To read this chart, simply assess the current card’s value and act accordingly. Take note, however, that Shackleford has designed this strategy to exploit the maximum amount of expected value from each decision, rather than simply survive each hand. Thus, when facing a low card like a 4, even though logic would suggest choosing Higher with so many higher cards in the deck, the payout relative to the odds against choosing Lower make that the optimal decision.
This strategy will result in a more volatile gameplay experience to be sure, but if you can stand the swings, the higher payouts will produce more profitable winning sessions over the long run.
Optimal Hand Decision Examples
- When you’re facing a 2 or a 3, the chart advises you to choose Higher, but against a 4 or a 5, the most profitable play over the infinite long run is actually to choose Lower.
- When facing a 6, 7, or 8, the chart advises you to cash out when possible, meaning any hand which isn’t the first of a deck. On first hands when you’re facing one of these marginal values and can’t cash out, just follow the guidelines and hope for the best.
By utilizing this strategic approach, players can create game conditions in which the house edge stands at 3.93 percent. This is on par with most hybrid table games, making Draw Hi-Lo a reasonable option for sharp gamblers who tend to avoid the “sucker” bets offered by every casino.
Of course, this high risk/high reward approach to Draw Hi-Lo isn’t for everyone, and if you prefer to simply stick to the most obvious decision on each hand, you’ll still be able to string together winners until finding an easy cash out spot.
Keep Track of Cards Already Discarded
Finally, as players familiar with blackjack may have suspected by now, you can always try to improve your odds by keeping diligent track of the discards during each deal. Card counting may be frowned upon in brick and mortar casinos, but playing online means there is no prohibition on counting through the deck.

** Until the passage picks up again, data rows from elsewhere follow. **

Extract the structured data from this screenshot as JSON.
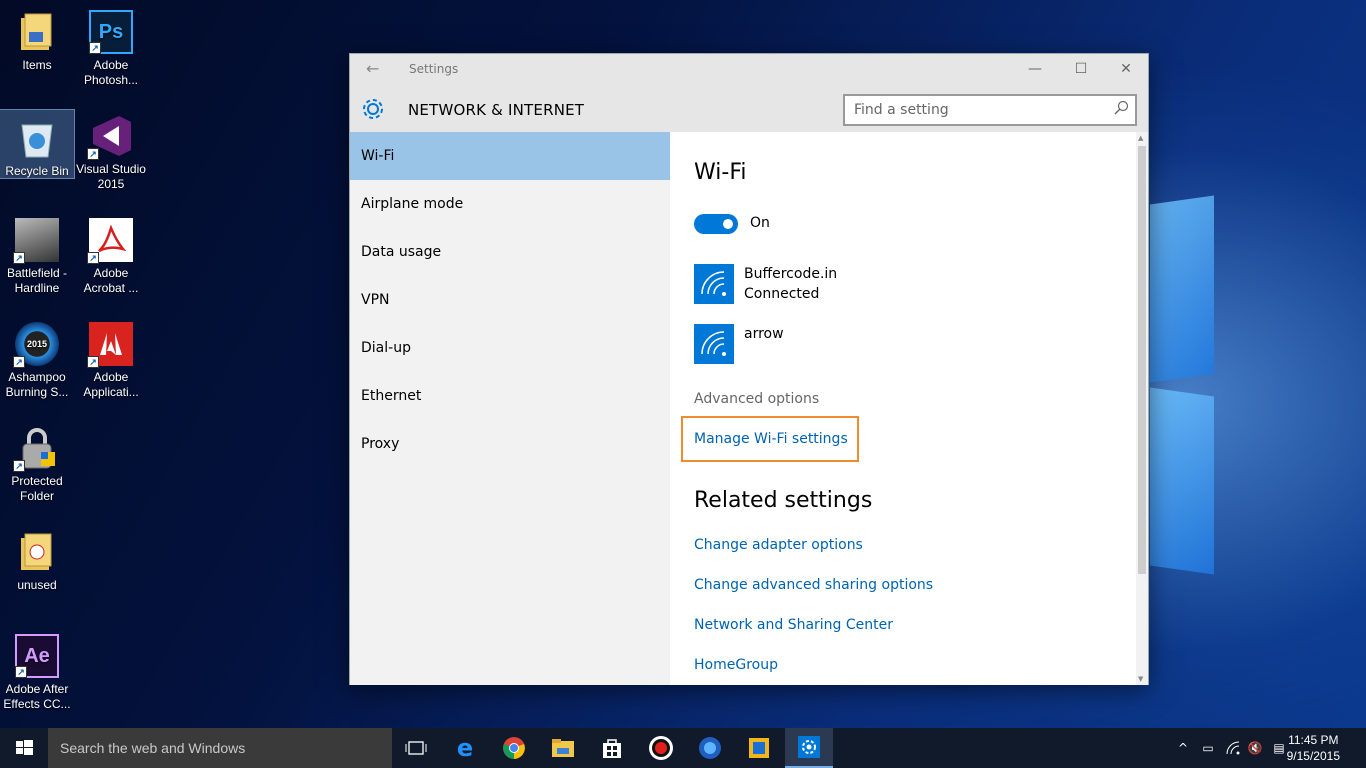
{
  "desktop": {
    "icons": [
      {
        "label": "Items",
        "glyph": "folder-icon"
      },
      {
        "label": "Adobe Photosh...",
        "glyph": "photoshop-icon",
        "text": "Ps"
      },
      {
        "label": "Recycle Bin",
        "glyph": "recycle-bin-icon"
      },
      {
        "label": "Visual Studio 2015",
        "glyph": "visual-studio-icon"
      },
      {
        "label": "Battlefield - Hardline",
        "glyph": "battlefield-icon"
      },
      {
        "label": "Adobe Acrobat ...",
        "glyph": "acrobat-icon"
      },
      {
        "label": "Ashampoo Burning S...",
        "glyph": "ashampoo-icon",
        "text": "2015"
      },
      {
        "label": "Adobe Applicati...",
        "glyph": "adobe-app-manager-icon"
      },
      {
        "label": "Protected Folder",
        "glyph": "lock-icon"
      },
      {
        "label": "unused",
        "glyph": "folder-icon"
      },
      {
        "label": "Adobe After Effects CC...",
        "glyph": "after-effects-icon",
        "text": "Ae"
      }
    ]
  },
  "window": {
    "title": "Settings",
    "section": "NETWORK & INTERNET",
    "search_placeholder": "Find a setting"
  },
  "sidebar": {
    "items": [
      {
        "label": "Wi-Fi",
        "active": true
      },
      {
        "label": "Airplane mode"
      },
      {
        "label": "Data usage"
      },
      {
        "label": "VPN"
      },
      {
        "label": "Dial-up"
      },
      {
        "label": "Ethernet"
      },
      {
        "label": "Proxy"
      }
    ]
  },
  "content": {
    "heading": "Wi-Fi",
    "toggle_label": "On",
    "networks": [
      {
        "name": "Buffercode.in",
        "status": "Connected"
      },
      {
        "name": "arrow",
        "status": ""
      }
    ],
    "advanced_label": "Advanced options",
    "manage_link": "Manage Wi-Fi settings",
    "related_heading": "Related settings",
    "related_links": [
      "Change adapter options",
      "Change advanced sharing options",
      "Network and Sharing Center",
      "HomeGroup"
    ]
  },
  "taskbar": {
    "search_placeholder": "Search the web and Windows",
    "time": "11:45 PM",
    "date": "9/15/2015"
  },
  "colors": {
    "accent": "#0078d7",
    "link": "#0063b1",
    "highlight_box": "#f08c2e",
    "sidebar_active": "#99c4e8"
  }
}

If you’re capable of keeping count and monitoring the card values which have been discarded, you’ll have a better idea of how to make your choices on each new card. This additional strategy actually turns Draw Hi-Lo into a positive expectation game, meaning you’ll face no house edge whatsoever while actually enjoying a slight edge yourself, so, by all means, try your best to incorporate card counting while playing this exciting Betsoft table game.